This is the last full balnk [blank?] page left.
Re-reading, I note the entries only ghost chronological order. Not only have I filled up all the free pages, but all the half and quarter pages left around the poems or at the ends of other entries. A few places where my handwriting is fairly large, I can write between lines. I’ll have to do a lot more writing in the margins. Maybe I’ll try writing cross-ways over pages filled up already.
Sometimes I cannot tell who wrote what. That is upsetting. With some sections, I can remember the place and time I wrote them, but have no memory of the incidents described. Similarly, other sections refur to things i recall happening to me, but kn~~e~~/o/w just as well I never wrote out. Then there are pages that, today, I interpreted them another at the last re-reading.
Most annoying is when I recall an entry, go hunting through, and ~~not find it~~ find it or half of it not there: I’ve read some pages so many times they’re pulled loose from the wire spiral.
By the head of the bed, on a table near a tensor lamp, books were piled irregularly:
A bunch on the Hell’s Angels: Thompson, and Reynolds/McClure; four cheaply bound, two-dollar paperbacks: Angels on Wheels, and Weekends in Hell, a True Story of the Angels as told by Millicent Brash—he read the first paragraph of ill-lined type, shook his head, and put it down.

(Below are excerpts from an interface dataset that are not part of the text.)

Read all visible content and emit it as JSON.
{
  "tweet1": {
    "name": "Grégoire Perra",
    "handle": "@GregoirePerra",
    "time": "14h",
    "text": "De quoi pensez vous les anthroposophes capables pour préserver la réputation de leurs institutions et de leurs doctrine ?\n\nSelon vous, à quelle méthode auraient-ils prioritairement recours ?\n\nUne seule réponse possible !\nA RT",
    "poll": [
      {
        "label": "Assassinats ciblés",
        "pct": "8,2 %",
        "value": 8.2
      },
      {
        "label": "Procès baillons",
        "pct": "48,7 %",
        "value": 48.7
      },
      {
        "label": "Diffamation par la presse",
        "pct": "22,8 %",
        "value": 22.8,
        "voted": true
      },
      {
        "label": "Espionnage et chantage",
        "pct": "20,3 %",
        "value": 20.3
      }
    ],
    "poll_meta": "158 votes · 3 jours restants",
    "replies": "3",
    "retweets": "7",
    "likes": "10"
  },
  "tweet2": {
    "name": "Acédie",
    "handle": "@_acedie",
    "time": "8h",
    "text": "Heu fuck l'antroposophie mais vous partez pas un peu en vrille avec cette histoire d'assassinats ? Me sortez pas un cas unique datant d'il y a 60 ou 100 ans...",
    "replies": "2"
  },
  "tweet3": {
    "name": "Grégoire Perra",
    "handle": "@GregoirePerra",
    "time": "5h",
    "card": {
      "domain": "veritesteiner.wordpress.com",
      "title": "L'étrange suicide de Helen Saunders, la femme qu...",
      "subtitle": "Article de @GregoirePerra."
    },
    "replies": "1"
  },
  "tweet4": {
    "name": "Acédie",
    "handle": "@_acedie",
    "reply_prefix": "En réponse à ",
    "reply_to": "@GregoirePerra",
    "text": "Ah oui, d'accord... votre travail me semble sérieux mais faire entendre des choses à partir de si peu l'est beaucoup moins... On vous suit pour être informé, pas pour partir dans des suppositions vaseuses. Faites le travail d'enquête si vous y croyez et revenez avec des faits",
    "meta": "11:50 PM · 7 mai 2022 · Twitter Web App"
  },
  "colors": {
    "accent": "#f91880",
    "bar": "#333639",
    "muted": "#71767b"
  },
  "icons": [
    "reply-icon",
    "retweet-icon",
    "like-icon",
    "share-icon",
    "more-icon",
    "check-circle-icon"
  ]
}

A book called Bike Bitch was apparently the sequel to (same cover/different author) Bike Bastard. Under that was The Poems of Rimbaud, with English at the bottom of the pages; then a paperback Selected Letters of Keats; next, Dickey’s Deliverance; a green, hard-cover book of logs and trigonometric functions, place held by a white enamel, circular slide rule. There was sundry science fiction by Russ (something called The Female Man), Zelazny, and Disch. The last book he picked up had a purple and gold reproduction of a Leonor Fini for cover: Evil Companions. He opened it in the middle, read from the top left-hand page to the bottom of the right, closed it, frowning, went to the bamboo, and pushed it aside.
Now part of what, from my marginal position, I see as the problem is the idea of anybody’s having to fight the fragmentation and multicultural diversity of the world, not to mention outright oppression, by constructing something so rigid as an identity, an identity in which there has to be a fixed and immobile core, a core that is structured to hold inviolate such complete biological fantasy as race—whether white or black.

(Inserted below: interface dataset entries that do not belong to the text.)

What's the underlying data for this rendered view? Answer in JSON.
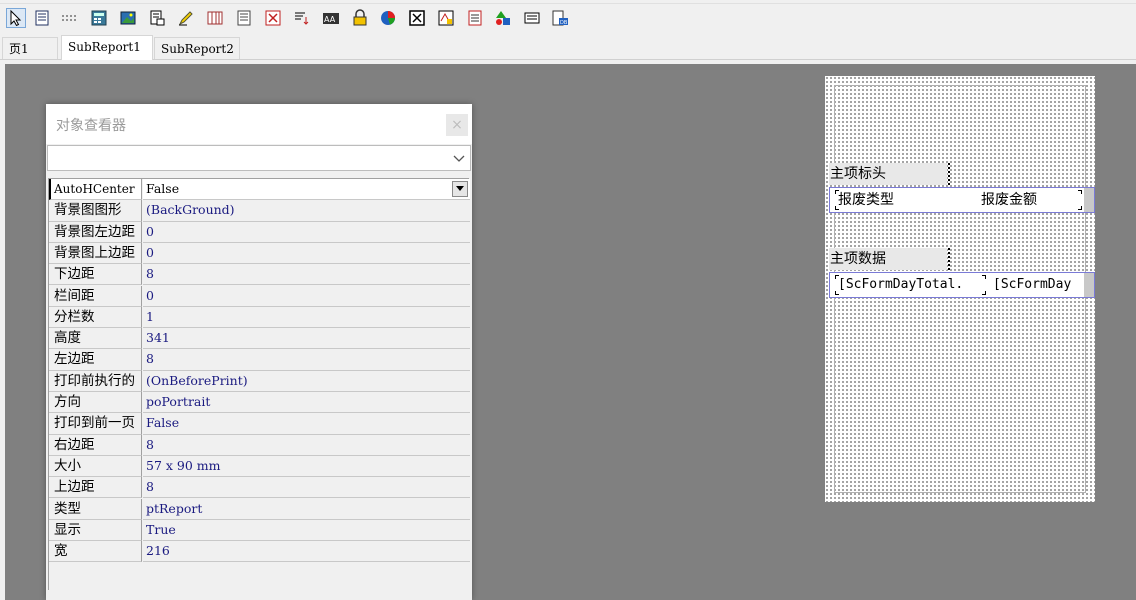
{
  "toolbar": {
    "icons": [
      "select-arrow-icon",
      "band-icon",
      "dotted-line-icon",
      "calculator-icon",
      "image-icon",
      "memo-icon",
      "pen-icon",
      "columns-icon",
      "list-icon",
      "crosstab-icon",
      "sort-icon",
      "ocr-icon",
      "lock-icon",
      "pie-chart-icon",
      "check-box-icon",
      "rich-text-icon",
      "table-icon",
      "shapes-icon",
      "barcode-label-icon",
      "lookup-icon"
    ]
  },
  "tabs": [
    {
      "label": "页1"
    },
    {
      "label": "SubReport1"
    },
    {
      "label": "SubReport2"
    }
  ],
  "inspector": {
    "title": "对象查看器",
    "close_label": "×",
    "combo_value": "",
    "properties": [
      {
        "name": "AutoHCenter",
        "value": "False"
      },
      {
        "name": "背景图图形",
        "value": "(BackGround)"
      },
      {
        "name": "背景图左边距",
        "value": "0"
      },
      {
        "name": "背景图上边距",
        "value": "0"
      },
      {
        "name": "下边距",
        "value": "8"
      },
      {
        "name": "栏间距",
        "value": "0"
      },
      {
        "name": "分栏数",
        "value": "1"
      },
      {
        "name": "高度",
        "value": "341"
      },
      {
        "name": "左边距",
        "value": "8"
      },
      {
        "name": "打印前执行的",
        "value": "(OnBeforePrint)"
      },
      {
        "name": "方向",
        "value": "poPortrait"
      },
      {
        "name": "打印到前一页",
        "value": "False"
      },
      {
        "name": "右边距",
        "value": "8"
      },
      {
        "name": "大小",
        "value": "57 x 90 mm"
      },
      {
        "name": "上边距",
        "value": "8"
      },
      {
        "name": "类型",
        "value": "ptReport"
      },
      {
        "name": "显示",
        "value": "True"
      },
      {
        "name": "宽",
        "value": "216"
      }
    ]
  },
  "report": {
    "header_band": {
      "label": "主项标头",
      "fields": [
        "报废类型",
        "报废金额"
      ]
    },
    "data_band": {
      "label": "主项数据",
      "fields": [
        "[ScFormDayTotal.",
        "[ScFormDay"
      ]
    }
  },
  "colors": {
    "canvas": "#808080",
    "band_border": "#7a7ad6",
    "value_text": "#1a1a80"
  }
}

I’m much more comfortable with, at least as a provisional analysis, one of James Baldwin’s last rhetorical strategies, which he proposed in the preface of his collected nonfiction, The Price of the Ticket. There Baldwin wrote that it suddenly struck him that there were no white people—that is to say, “whiteness,” as it indicated a race, was purely an anxiety fantasy to which certain people had been trained immediately to leap (and, Baldwin realized, felt wholly inadequate to make that leap) whenever they encountered certain other people whom they coded as black or nonwhite. In short, “white” is just something you, Mark Dery, have been socially convinced you are, out of a kind of knee-jerk fear, whenever you happen to glance in my—or indeed, Greg’s, or any other nonwhite person’s—direction. Realizing this gave Baldwin an extraordinary sense of power. To the extent that such a sense can empower analytical insight, it may be one we can all use.
Institutions believe in collecting, expanding, and art being an international language. They are colonizing tools.
(Only people with nothing to fear see the idea of a completely connected world as unequivocally good.)